Personal Enjoyment: 8

I struggled to quantify this category. Up until the end of the game, KotOR 2 was a solid 9. The ending, however, is sudden and lackluster. A third game was definitely being set up, but that has, sadly, never come to fruition. (Although, the Revan novel builds off some of the ideas that were setting up the sequel, though doesn’t go in the direction that Obsidian was initially planning.) When I finished the game, I didn’t have that feeling of satisfaction that comes from finishing a great game. While I enjoyed most of my time playing the game, the ending definitely doesn’t feel worth it. I was very glad that I was reading Revan alongside KotOR. It provides a type of epilogue. But more on that later.
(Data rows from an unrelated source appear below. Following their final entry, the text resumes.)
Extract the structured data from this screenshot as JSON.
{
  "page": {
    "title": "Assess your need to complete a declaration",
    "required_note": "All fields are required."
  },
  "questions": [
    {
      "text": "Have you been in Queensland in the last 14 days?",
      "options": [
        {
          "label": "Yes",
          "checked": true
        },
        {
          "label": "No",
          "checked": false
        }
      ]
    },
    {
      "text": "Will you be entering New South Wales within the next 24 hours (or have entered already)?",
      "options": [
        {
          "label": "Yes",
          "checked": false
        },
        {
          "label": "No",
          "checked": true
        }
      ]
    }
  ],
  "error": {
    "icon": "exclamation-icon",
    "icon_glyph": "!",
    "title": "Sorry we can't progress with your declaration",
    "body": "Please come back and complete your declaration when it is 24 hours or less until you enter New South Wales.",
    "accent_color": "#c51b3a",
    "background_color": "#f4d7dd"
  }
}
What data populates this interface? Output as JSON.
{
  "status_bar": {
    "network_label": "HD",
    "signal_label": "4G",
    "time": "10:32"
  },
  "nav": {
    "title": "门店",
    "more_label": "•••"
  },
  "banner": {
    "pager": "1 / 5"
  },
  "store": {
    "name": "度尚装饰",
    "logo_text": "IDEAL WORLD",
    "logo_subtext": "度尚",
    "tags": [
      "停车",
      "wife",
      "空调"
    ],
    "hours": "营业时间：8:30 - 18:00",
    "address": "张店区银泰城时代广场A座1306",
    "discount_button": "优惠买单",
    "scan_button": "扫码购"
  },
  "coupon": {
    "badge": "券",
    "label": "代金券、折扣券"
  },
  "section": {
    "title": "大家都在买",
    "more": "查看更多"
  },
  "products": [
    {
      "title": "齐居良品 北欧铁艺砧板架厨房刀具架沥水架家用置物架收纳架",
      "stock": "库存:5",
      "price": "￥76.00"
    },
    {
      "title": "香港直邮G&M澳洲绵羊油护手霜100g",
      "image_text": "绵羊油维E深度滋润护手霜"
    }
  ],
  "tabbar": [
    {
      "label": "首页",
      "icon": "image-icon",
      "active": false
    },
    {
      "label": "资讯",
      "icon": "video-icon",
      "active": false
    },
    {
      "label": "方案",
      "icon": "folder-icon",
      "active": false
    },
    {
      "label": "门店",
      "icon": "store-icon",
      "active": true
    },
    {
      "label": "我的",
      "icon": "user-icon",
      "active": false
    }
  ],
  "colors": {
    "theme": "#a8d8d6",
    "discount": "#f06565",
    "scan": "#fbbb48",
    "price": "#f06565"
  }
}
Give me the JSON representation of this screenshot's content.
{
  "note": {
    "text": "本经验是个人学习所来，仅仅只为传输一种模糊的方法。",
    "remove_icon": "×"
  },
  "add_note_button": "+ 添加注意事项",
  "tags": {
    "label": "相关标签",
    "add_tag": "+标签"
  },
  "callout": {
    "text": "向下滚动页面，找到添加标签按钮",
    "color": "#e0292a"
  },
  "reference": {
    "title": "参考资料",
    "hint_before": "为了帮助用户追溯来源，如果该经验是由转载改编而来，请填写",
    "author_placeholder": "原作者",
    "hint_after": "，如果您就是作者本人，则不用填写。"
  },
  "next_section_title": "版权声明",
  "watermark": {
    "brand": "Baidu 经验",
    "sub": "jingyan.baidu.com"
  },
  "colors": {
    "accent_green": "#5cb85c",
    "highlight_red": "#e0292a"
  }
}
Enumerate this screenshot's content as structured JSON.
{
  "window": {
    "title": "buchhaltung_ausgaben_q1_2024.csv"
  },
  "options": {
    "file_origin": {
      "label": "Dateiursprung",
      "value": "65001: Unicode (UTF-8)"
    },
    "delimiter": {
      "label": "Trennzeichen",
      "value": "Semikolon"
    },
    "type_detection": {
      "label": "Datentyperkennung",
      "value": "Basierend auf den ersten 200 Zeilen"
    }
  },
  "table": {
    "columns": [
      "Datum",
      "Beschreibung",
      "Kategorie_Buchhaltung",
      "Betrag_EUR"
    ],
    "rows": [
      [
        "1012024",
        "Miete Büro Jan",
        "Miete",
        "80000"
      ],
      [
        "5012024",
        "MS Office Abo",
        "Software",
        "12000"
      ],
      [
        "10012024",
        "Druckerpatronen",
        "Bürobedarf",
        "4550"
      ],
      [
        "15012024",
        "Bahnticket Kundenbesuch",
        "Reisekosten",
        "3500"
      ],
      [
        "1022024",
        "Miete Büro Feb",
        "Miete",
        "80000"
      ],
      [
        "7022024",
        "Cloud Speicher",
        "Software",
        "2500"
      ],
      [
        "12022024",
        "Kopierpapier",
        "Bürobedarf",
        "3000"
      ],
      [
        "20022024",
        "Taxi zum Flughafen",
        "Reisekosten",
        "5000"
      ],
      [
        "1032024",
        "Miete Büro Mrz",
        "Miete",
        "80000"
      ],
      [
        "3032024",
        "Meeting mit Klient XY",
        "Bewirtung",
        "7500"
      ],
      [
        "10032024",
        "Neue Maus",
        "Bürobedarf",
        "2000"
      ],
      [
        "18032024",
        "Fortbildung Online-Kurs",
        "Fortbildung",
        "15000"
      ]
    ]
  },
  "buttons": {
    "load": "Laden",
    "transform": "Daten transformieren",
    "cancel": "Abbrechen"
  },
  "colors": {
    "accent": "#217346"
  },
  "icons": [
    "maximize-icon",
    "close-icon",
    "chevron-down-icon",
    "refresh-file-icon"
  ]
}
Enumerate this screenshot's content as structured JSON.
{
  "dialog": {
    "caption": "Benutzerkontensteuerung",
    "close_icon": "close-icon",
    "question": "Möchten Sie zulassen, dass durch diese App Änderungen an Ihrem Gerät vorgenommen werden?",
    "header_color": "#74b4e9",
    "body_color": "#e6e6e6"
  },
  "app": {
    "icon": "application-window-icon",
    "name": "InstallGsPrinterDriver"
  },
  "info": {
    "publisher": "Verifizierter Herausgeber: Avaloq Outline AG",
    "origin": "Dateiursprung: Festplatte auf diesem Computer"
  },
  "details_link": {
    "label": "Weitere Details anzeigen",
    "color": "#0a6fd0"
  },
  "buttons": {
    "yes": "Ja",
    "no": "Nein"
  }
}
In general, I think KotOR 2 is a conceptually stronger game than KotOR 1. The improvements made to level design and the new Feats and Force Powers are great, and I love the philosophical questions and the story in this game. There are a few places where KotOR 2 could have improved on gameplay over the first game, and the bugs that are still present even with the mod are highly distracting. And again, that ending is just not satisfying. Overall, even with these flaws, I still prefer Knights of the Old Republic 2: The Sith Lords over its predecessor. If you liked the gameplay of the first game and want to wrestle with some deeper questions about the Force, the Jedi, war and mass destruction, hope, and redemption, I recommend checking out this game . . . with the Content Restoration Mod, of course.

Final Rating: 8.2/10

Advertisements

Leave a Reply

Fill in your details below or click an icon to log in:

WordPress.com Logo

You are commenting using your WordPress.com account. Log Out / Change )

Twitter picture

You are commenting using your Twitter account. Log Out / Change )

Facebook photo

You are commenting using your Facebook account. Log Out / Change )

Google+ photo

You are commenting using your Google+ account. Log Out / Change )

Connecting to %s